I am a new teacher in my first year. How many sick days do I have?
Any teacher who signs a first 100% contract receives 6 days to cover illness during that school year, all of which are moneyable at the end of the school year if not used, and a one-time-only extra 6 non-moneyable days. Teachers signing part-time contracts get the appropriate proportion of these days.
What is salary insurance, and when do I start to collect it?
Salary insurance covers you when you are sick. Starting on Day 6 of a period of illness, a teacher no longer uses up his/her bank of days, since s/he automatically receives 75% of salary by virtue of the salary insurance provisions of our collective agreement.
How much am I paid when I'm on salary insurance?
75% of salary the first year and 66 2/3% for the second year.
What's the difference between long-term disability and salary insurance?
Long-term disability insurance covers absences of longer than 2 years duration (the first two years are covered by the salary insurance).
How much am I paid when I'm on long-term disability?
The benefit payable is 50% of the salary you would have earned if you were working.
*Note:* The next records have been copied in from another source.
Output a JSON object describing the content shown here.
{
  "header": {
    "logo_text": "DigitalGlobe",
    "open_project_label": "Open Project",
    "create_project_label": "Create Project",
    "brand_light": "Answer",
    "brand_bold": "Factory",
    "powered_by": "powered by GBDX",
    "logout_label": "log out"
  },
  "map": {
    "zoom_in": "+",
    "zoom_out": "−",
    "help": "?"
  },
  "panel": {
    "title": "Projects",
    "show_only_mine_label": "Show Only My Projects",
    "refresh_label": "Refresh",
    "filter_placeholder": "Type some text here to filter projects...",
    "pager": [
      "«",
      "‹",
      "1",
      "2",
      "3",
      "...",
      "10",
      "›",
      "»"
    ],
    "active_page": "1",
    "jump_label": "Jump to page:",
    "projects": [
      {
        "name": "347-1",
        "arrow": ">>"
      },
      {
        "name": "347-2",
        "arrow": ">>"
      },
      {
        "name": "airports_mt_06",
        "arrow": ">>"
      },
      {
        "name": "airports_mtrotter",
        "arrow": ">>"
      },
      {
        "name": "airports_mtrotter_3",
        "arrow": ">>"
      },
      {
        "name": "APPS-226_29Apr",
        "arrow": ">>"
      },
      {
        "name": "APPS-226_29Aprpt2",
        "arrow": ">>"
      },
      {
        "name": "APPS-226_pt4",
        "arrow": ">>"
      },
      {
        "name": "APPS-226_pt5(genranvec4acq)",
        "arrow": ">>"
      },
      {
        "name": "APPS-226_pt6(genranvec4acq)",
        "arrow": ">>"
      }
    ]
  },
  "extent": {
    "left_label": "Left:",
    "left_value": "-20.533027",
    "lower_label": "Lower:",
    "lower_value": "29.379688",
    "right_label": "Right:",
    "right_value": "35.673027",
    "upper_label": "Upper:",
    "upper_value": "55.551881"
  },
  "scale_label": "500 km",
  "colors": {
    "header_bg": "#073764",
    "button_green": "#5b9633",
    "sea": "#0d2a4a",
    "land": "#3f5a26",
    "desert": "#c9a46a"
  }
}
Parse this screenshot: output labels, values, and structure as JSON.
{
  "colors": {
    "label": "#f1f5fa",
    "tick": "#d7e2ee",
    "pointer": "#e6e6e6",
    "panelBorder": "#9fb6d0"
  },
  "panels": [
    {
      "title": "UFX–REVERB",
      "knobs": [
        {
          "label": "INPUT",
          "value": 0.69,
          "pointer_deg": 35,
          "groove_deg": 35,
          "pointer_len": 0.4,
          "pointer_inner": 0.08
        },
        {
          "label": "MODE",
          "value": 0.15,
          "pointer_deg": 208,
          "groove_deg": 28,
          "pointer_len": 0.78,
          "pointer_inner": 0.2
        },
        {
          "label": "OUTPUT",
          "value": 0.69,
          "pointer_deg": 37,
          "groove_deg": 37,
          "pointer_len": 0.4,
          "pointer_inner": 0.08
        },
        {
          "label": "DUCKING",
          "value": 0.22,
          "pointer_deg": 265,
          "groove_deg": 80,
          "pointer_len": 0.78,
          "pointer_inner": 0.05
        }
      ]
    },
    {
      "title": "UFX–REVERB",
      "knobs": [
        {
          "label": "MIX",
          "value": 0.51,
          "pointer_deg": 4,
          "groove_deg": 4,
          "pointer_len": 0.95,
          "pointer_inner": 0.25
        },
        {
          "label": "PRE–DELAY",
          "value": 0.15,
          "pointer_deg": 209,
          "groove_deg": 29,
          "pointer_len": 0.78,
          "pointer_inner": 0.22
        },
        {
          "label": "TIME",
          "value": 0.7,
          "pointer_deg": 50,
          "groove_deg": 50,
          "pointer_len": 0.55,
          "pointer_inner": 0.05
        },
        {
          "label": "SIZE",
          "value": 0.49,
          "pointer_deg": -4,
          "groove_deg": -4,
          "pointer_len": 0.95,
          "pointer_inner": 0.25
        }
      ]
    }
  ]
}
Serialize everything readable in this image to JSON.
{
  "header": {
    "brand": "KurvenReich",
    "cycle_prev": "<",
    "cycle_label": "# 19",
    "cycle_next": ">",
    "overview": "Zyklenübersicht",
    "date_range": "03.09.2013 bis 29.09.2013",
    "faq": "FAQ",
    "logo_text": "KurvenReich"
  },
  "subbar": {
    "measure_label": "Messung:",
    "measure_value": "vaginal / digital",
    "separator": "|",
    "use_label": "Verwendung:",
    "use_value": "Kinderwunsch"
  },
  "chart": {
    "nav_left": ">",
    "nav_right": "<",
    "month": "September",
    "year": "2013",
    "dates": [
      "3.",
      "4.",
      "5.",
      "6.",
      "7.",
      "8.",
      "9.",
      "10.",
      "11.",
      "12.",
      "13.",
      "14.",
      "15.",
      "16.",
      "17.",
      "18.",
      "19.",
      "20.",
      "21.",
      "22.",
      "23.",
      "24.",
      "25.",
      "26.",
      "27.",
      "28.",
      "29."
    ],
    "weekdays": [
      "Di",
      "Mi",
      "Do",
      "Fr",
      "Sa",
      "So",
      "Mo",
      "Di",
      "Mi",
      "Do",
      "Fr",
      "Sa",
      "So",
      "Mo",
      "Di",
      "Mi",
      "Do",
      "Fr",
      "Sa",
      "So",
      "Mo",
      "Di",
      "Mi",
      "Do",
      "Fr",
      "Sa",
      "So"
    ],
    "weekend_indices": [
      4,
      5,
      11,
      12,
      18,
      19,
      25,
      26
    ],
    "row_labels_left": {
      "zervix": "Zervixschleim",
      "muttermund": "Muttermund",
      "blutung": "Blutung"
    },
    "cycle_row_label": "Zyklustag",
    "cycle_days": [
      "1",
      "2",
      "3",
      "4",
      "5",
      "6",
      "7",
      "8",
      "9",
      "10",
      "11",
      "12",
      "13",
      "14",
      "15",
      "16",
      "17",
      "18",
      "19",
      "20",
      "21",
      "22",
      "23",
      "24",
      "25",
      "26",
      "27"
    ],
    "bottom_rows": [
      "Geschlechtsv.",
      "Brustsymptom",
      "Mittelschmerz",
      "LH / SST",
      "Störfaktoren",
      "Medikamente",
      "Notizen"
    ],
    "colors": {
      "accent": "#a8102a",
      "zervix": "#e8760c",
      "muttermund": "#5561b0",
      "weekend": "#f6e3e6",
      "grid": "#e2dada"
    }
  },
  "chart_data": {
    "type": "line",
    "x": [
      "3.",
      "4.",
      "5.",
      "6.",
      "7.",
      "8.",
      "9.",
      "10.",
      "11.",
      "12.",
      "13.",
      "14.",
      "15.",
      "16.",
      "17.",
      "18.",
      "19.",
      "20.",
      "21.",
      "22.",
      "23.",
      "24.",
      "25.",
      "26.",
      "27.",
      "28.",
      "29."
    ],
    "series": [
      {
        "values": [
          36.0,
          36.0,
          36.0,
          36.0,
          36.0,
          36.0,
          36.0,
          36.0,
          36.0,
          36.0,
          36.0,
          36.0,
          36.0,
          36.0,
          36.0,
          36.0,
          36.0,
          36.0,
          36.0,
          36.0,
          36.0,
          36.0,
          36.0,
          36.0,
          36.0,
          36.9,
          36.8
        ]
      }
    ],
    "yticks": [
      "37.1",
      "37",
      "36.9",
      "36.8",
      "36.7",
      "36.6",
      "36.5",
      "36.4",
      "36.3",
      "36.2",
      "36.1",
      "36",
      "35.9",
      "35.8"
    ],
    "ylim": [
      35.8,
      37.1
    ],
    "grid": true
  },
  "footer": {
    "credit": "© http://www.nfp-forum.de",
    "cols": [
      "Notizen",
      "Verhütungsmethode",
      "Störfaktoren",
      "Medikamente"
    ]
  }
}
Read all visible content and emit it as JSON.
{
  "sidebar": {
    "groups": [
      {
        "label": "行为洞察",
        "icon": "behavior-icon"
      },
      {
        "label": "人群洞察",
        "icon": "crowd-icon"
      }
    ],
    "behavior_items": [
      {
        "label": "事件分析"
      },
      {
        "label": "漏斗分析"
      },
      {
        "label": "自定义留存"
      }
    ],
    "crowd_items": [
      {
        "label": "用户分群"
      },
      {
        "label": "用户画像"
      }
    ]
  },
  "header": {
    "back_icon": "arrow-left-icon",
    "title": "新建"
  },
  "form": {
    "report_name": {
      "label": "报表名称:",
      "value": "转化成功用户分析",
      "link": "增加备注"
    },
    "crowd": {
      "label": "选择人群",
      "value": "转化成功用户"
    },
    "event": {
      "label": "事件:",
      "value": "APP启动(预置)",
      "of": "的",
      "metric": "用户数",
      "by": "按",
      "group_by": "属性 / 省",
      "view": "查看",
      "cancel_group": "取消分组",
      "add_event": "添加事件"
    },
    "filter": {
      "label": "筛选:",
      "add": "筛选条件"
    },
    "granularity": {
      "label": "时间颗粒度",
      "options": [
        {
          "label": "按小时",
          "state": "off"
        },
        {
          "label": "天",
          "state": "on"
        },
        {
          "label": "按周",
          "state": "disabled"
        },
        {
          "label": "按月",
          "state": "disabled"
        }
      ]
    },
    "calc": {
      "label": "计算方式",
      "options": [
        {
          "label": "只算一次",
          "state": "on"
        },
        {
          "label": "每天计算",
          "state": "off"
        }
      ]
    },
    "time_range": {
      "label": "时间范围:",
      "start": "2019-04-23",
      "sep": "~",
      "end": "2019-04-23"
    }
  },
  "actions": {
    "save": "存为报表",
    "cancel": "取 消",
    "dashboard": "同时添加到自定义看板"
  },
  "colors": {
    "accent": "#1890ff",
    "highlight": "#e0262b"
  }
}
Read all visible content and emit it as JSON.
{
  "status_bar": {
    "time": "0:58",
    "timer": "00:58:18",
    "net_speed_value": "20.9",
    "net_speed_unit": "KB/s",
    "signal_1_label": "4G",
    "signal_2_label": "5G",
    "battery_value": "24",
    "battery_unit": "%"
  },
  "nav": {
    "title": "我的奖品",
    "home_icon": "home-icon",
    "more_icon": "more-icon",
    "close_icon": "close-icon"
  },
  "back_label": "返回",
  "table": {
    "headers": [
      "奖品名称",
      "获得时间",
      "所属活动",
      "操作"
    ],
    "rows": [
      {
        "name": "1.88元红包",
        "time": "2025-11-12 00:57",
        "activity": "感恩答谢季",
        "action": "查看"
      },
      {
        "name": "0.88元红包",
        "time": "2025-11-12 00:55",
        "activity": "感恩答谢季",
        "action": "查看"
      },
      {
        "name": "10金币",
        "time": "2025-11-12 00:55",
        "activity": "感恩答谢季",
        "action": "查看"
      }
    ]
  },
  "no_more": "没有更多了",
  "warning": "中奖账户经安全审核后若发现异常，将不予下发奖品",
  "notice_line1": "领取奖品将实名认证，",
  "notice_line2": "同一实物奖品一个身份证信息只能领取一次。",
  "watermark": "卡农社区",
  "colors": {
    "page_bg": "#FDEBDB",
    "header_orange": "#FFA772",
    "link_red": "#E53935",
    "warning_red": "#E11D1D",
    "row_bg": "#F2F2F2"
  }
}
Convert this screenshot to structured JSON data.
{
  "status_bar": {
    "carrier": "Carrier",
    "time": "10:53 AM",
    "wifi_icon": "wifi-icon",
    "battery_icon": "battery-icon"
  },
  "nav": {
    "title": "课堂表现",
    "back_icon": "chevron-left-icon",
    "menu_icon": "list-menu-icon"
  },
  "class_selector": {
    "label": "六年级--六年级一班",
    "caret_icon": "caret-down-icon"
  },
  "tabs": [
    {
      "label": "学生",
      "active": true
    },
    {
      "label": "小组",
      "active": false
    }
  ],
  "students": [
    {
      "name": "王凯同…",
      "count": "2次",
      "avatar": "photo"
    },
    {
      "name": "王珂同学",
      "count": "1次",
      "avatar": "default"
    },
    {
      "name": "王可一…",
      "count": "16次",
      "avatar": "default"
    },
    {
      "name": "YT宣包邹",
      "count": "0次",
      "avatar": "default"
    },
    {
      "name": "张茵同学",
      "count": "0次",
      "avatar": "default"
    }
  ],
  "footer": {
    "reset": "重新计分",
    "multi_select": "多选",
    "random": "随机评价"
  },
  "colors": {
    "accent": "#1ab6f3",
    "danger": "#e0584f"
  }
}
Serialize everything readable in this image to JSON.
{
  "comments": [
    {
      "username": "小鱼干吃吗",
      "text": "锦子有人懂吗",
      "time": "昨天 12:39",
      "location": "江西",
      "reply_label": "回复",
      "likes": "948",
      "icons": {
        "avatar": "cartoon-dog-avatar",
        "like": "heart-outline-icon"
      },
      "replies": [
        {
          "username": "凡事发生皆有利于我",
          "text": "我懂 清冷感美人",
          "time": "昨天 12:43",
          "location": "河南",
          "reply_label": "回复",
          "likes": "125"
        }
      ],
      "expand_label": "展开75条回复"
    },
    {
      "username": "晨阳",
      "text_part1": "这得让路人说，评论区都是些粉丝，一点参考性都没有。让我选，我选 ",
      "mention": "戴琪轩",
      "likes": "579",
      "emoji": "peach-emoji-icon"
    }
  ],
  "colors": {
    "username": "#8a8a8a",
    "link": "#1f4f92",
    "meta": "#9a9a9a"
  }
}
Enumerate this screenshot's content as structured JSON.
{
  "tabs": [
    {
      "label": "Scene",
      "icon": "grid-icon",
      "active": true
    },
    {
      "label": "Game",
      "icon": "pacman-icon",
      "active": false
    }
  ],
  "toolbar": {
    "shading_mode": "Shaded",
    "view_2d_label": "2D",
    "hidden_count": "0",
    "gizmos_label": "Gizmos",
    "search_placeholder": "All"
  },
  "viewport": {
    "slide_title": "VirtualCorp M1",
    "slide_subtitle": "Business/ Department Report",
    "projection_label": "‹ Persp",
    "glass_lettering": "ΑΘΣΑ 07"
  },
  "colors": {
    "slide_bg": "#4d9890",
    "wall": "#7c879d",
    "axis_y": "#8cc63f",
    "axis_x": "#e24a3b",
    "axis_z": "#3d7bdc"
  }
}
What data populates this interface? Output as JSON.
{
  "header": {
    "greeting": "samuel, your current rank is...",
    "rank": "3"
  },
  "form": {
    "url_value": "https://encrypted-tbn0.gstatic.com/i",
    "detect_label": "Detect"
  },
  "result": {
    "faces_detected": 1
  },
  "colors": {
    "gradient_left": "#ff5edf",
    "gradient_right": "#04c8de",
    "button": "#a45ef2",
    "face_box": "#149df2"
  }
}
This benefit is non-taxable and is therefore worth more than 50% of salary would be.
What company are we insured with?
Industrial Alliance (514 499-3800)
Is my group insurance compulsory?
Health, dental and long-term disability insurance are compulsory, unless you have health and dental coverage already because of a spousal plan, in which case you can be exempted from these plans. Long-term disability insurance is not compulsory for part-time teachers. Dental insurance is not available to part-time Adult and Vocational Education teachers.
Life insurance and accidental death and dismemberment (AD&D) are not compulsary.
What is our policy number and division number?
Our policy number is 97001 and our division number is 070.
What exactly are special leave days?
Each 100% teacher is entitled to 8 special leave days to be used for the following: death in the family, teacher's marriage, christening, baptism or brith, religious holidays, teacher's, spouse's or child's university graduation, medical or dental appointment, unavoidable circumstance, change of residence, serious illness of a spouse, child, parent or person domiciled in the home of the teacher, and personal business.
How many weeks am I entitled to for maternity and parental leave?
You are entitled to up to 50 paid weeks, 21 of these at approximately 89% of salary, 4 weeks at 70% of salary, and 25 weeks at 55% of salary. There are also various extensions that go beyond 50 weeks, buth without pay.
For more information, please see the QPAT Parental Rights Booklet.
I heard that you get money if you have a student teacher. Exactly how much do you receive?
A cooperating or assisting teacher receives approximately $500 for each student teacher.
What happens to these funds?
They are paid to the teacher.
I'm a new teacher and I heard there were funds available for conferences. Is this true?
Yes, it's definitely true. The Professional Improvement Committee (PIC) approves requests for funds for professional development, i.e., to attend conferences related to your assignment.
Who is eligible to apply for funds?
Any teacher under contract (full-time, part-time or substitute), as well as hourly-paid teachers in adult education or vocational training who have an assignment of at least 150 hours per semester.
Is there a maximum per year?
Yes. The maximum amount a teacher may be granted is $1,300 per year.
Does PIC pay for courses?
Yes. PIC pays $250 per every three-credit course. You must send in an official transcript from the University in order to be reimbursed.
When do I obtain my tenure?
You get tenure when you have completed two full years of service with the Board under regular contract. A regular contract is a contract that is tacitly renewable. (The contact says "Fulltime" at the top of it and is followed by a regular contract explanation letter.) If, in that second year, you have not been non-reengaged by the School Board by June 1st, you can break out the champagne!